In the diplomatic arena, Iran has often appeared to time its official declarations in such a way as to make Moscow look bad in the eyes of the international community, probably to alienate it from the West.
For example, the first time Mahmoud Ahmadinejad publicly claimed that Israel would be wiped off the map was during an official visit of Russian foreign minister Sergei Lavrov to Jerusalem. Naturally, Russia was immediately accused of backing the ayatollah’s genocidal aspirations. Moreover, Iranian officials and politicians took few pains to conceal their suspicious if not hostile relation toward their northern neighbor.

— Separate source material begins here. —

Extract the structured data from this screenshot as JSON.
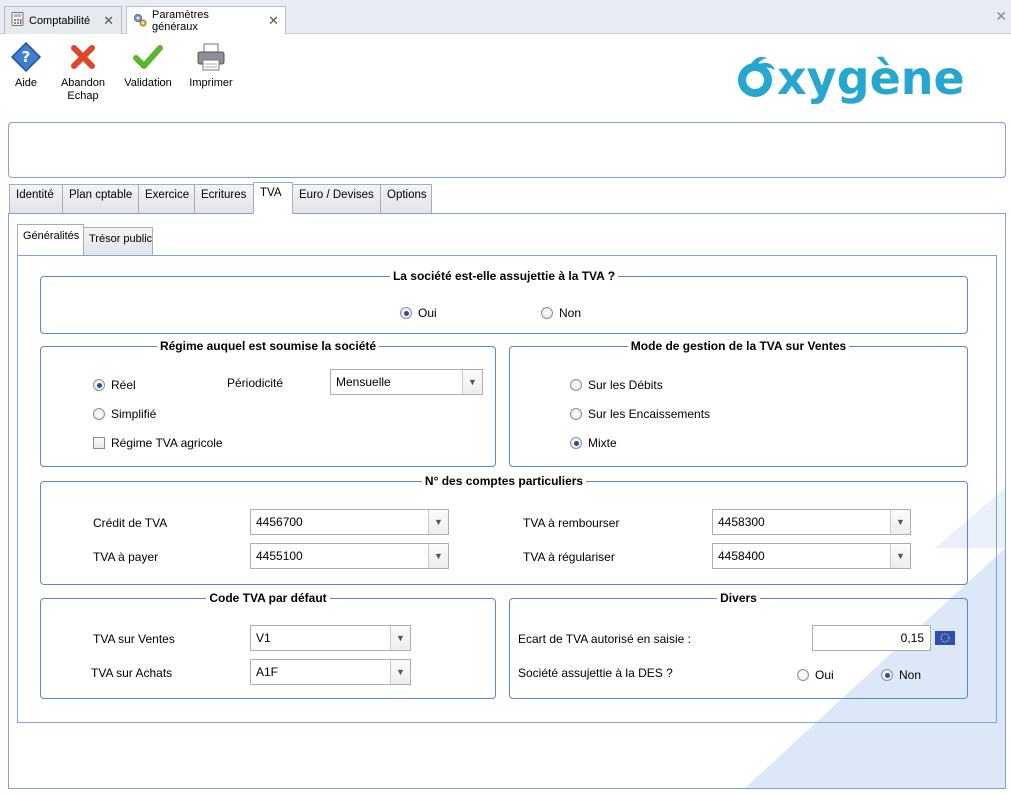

Iranian accusations of treacherous behavior were particularly loud after Russia froze the S-300 deal. The delivery of the missile system was part of an $800 million contract signed in 2007, but the Kremlin was reluctant to complete the deal and in 2010 suspended the delivery. Russia stuck to its decision even in the face of a subsequent Iranian lawsuit.

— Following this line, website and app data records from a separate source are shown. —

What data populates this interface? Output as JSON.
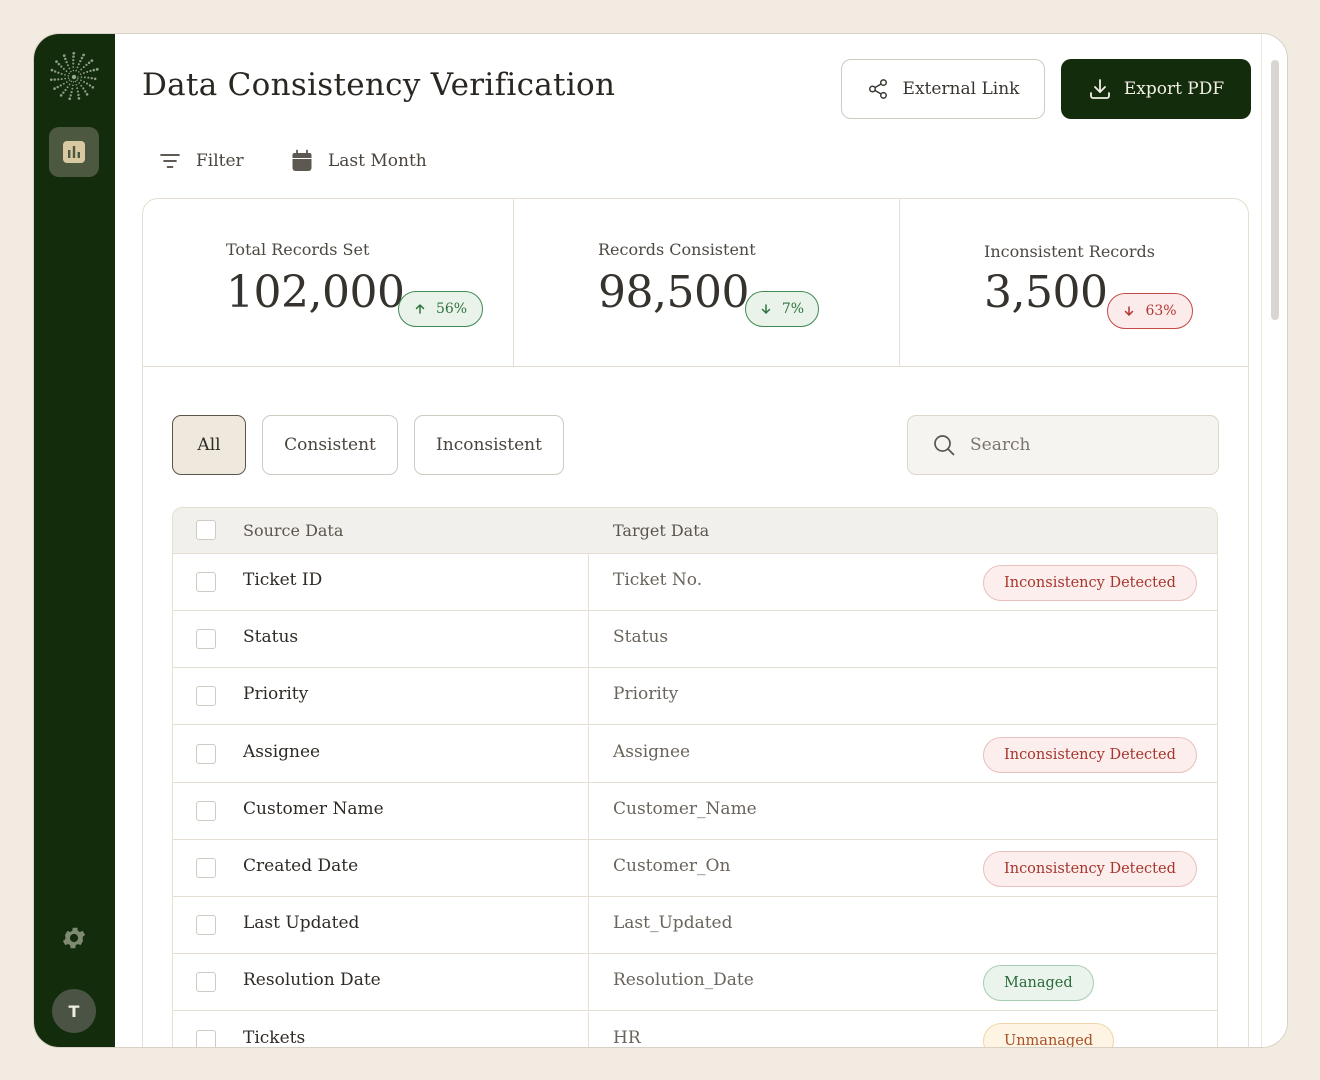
{
  "page": {
    "title": "Data Consistency Verification"
  },
  "header": {
    "external_link_label": "External Link",
    "export_label": "Export PDF"
  },
  "toolbar": {
    "filter_label": "Filter",
    "date_range_label": "Last Month"
  },
  "stats": [
    {
      "label": "Total Records Set",
      "value": "102,000",
      "change": "56%",
      "direction": "up",
      "tone": "green"
    },
    {
      "label": "Records Consistent",
      "value": "98,500",
      "change": "7%",
      "direction": "down",
      "tone": "green"
    },
    {
      "label": "Inconsistent Records",
      "value": "3,500",
      "change": "63%",
      "direction": "down",
      "tone": "red"
    }
  ],
  "segments": [
    {
      "label": "All",
      "active": true
    },
    {
      "label": "Consistent",
      "active": false
    },
    {
      "label": "Inconsistent",
      "active": false
    }
  ],
  "search": {
    "placeholder": "Search"
  },
  "table": {
    "columns": [
      "Source Data",
      "Target Data"
    ],
    "rows": [
      {
        "source": "Ticket ID",
        "target": "Ticket No.",
        "badge": "Inconsistency Detected",
        "badge_tone": "red"
      },
      {
        "source": "Status",
        "target": "Status",
        "badge": "",
        "badge_tone": ""
      },
      {
        "source": "Priority",
        "target": "Priority",
        "badge": "",
        "badge_tone": ""
      },
      {
        "source": "Assignee",
        "target": "Assignee",
        "badge": "Inconsistency Detected",
        "badge_tone": "red"
      },
      {
        "source": "Customer Name",
        "target": "Customer_Name",
        "badge": "",
        "badge_tone": ""
      },
      {
        "source": "Created Date",
        "target": "Customer_On",
        "badge": "Inconsistency Detected",
        "badge_tone": "red"
      },
      {
        "source": "Last Updated",
        "target": "Last_Updated",
        "badge": "",
        "badge_tone": ""
      },
      {
        "source": "Resolution Date",
        "target": "Resolution_Date",
        "badge": "Managed",
        "badge_tone": "green"
      },
      {
        "source": "Tickets",
        "target": "HR",
        "badge": "Unmanaged",
        "badge_tone": "amber"
      }
    ]
  },
  "user": {
    "avatar_initial": "T"
  },
  "colors": {
    "sidebar": "#132c0c",
    "accent_dark": "#132c0c",
    "badge_red": "#a8352c",
    "badge_green": "#2b6b3a",
    "badge_amber": "#a8522a"
  }
}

However, when the international sanctions on Iran were lifted, the Kremlin was forced to announce it would complete the deal, and in 2016 Iran said it had received the first batch of the missile systems.
After the international sanctions on Iran were lifted, Russia felt it could not afford to be more righteous than the West and had to act to protect its interests in Iran against the growing competition.
Earlier this year, Russian official media announced an $8 billion arms deal with Iran. According to the reports, Iran planned to purchase Su-30 warplanes, Yak-30 training aircraft, various military helicopters, K-300 coastal defense systems, new surface ships and new diesel-electric submarines. The news further fueled speculation about a significant Russian-Iranian rapprochement.
However, the fate of the deal remains uncertain. Iranians are known for their skill in leading on their partners with hollow promises, and Russians are equally notorious for their tendency to sell the bear’s skin before they have caught it.
The Russian and Iranian joint fighting in Syria to protect Assad’s regime is usually portrayed as a sign of their political alliance. More recently, Iran’s agreeing to allow Russian aviation to use the Hamadan air base was held out by many analysts and journalists as ultimate proof of the strategic nature of this cooperation.
But the Hamadan incident reveals how fragile and forced this cooperation in fact is. First, the Kremlin shamelessly disclosed the secret arrangement for the sake of domestic propaganda needs, bragging to the home audience about its international achievement.
The revelation caused a major scandal in the Iranian parliament, which then forced the Iranian leadership to back out of the deal and expel the Russians. The sheer fact of a Russian military presence on Iranian soil, coupled with Russia’s reckless behavior, was perceived as arrogance and an insult to Iranian national pride. Needless to say, this behavior is not the sort one would expect from true strategic partners.
Moscow will hardly admit it, but it is seriously worried by the recent turn in Iranian diplomacy, which is shaping up to be a multipronged policy with greater potential for rapprochement with the West.
Such a development is likely to spur Russia to outbid the West in the benefits it offers Iran, but in the long run it could also lead to a greater divergence of interests and an exacerbation of already existing disagreements, turning the partners of convenience into rivals.
Dima Course has completed his Ph.D. dissertation in the Department of Political Science at Bar-Ilan University (Israel). He is affiliated with ARCDC–Ariel University Research Center for Defense and Communication.
[i] In the list of the top-importers of the 25 main Russian non-primary products for 2015 Iran is mentioned only twice: as an importer of 7 percent of Russian wheat and 4 percent of sawn timber. For comparison, Turkey, in spite of downed Russian jet in Syria, is mentioned 9 times in the list, three times as a main importer of specific products (21 percent, 30 percent and 39 percent).